Picturesby Daniel Lie
GRACE. JUST WHAT IS GRACE?
In three talks over three days, Dr Richard Heitzenrater, William Kellon Quick Professor of Church History and Wesley Studies at
The pastors, including a few retired Elders, went back to school from April 7 to 9 to learn more about “Pastoral Formation and Spirituality in the Wesleyan Tradition”.
“School” was the Grand Paragon Hotel in Johor Bahru, not far from the Johor Immigration checkpoint, and the “teacher”, Dr Heitzenrater, a well-known Wesleyan scholar and writer, is best known for “breaking the code” of Wesley’s personal diaries.
Nearly every aspect of the Quadrennial Pastors’ Retreat, organised by the General Conference, touched on the necessity of God’s grace in the call to ministry, gifts for the ministry, fruits of the ministry, the character of the minister, and the mission of the connection.
Right from the fist day when he talked about “The Extraordinary Call of the Wesleyan Pastor”, Dr Heitzenrater stressed the importance of grace, which he said, “is not a thing … It’s not a pill to take to cure one’s ailment”.

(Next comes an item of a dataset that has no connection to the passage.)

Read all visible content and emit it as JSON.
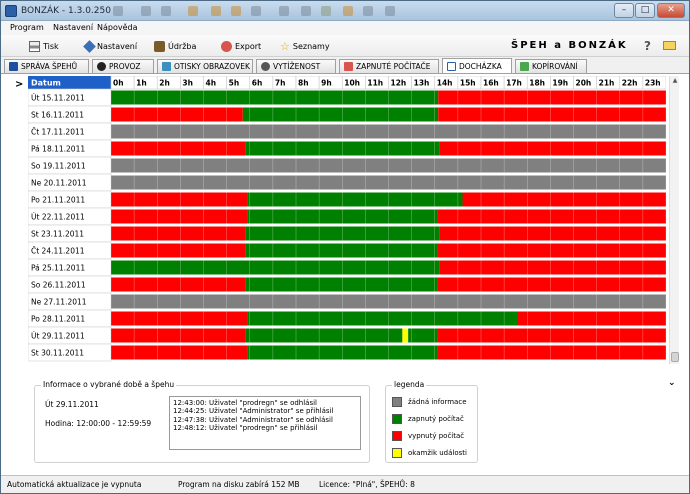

He told the pastors that God gave them grace, and God also gave them His begotten Son. This means that “there is a relationship between God and us”.
God is self-giving, he said, and that self-giving presence of God is working in our lives through the Holy Spirit. God has the capability to save us, comfort us and love us.
Grace is knowing God’s presence. God’s presence is manifest in His power. God has the power to comfort us in moments of trial, to change our attitudes, to transform us.
“And so when we say, ‘May the grace of God go with you, it means, may the presence and power of God go with you,’ ” he said.
Dr Heitzenrater reminded the pastors that as leaders of the people, they are also followers of Christ, a principle that became very much ingrained in Methodist polity. “The clergy must be disciples before they can help make disciples.”
Wesley, he said, laid down a high road and a hard task for anyone considering the pastoral vocation. Response to God’s call in the church is a high vocation.
In his third talk, entitled “The Holy Spirit and the Means of Grace”, Dr Heitzenrater said the church provides opportunities for people to be transformed and to see the power of God. So, an undertaking of the means of grace – baptism, the Lord’s Supper, even singing in a choir or playing musical instruments – is central to a church’s programme and development.
He called on the pastors to “see Methodism as a means of grace” by which “people can see the presence of God”.
He cautioned that although God is always open to us, we are not always conscious of God’s love. So we backslide and we fall from grace – separating from God, and lacking a sense of the presence of God.
He pointed out that Wesley’s view of ministry is consistent with his theology, which is basically a theology of grace.
Dr Heitzenrater said that the pastor in the Wesleyan heritage is essentially a spiritual leader in whom the grace of God has been active in forgiveness and holiness, a talented person with whom the grace of God has been shaping gifts, and an effective person through whom the grace of God has been active in transforming the world.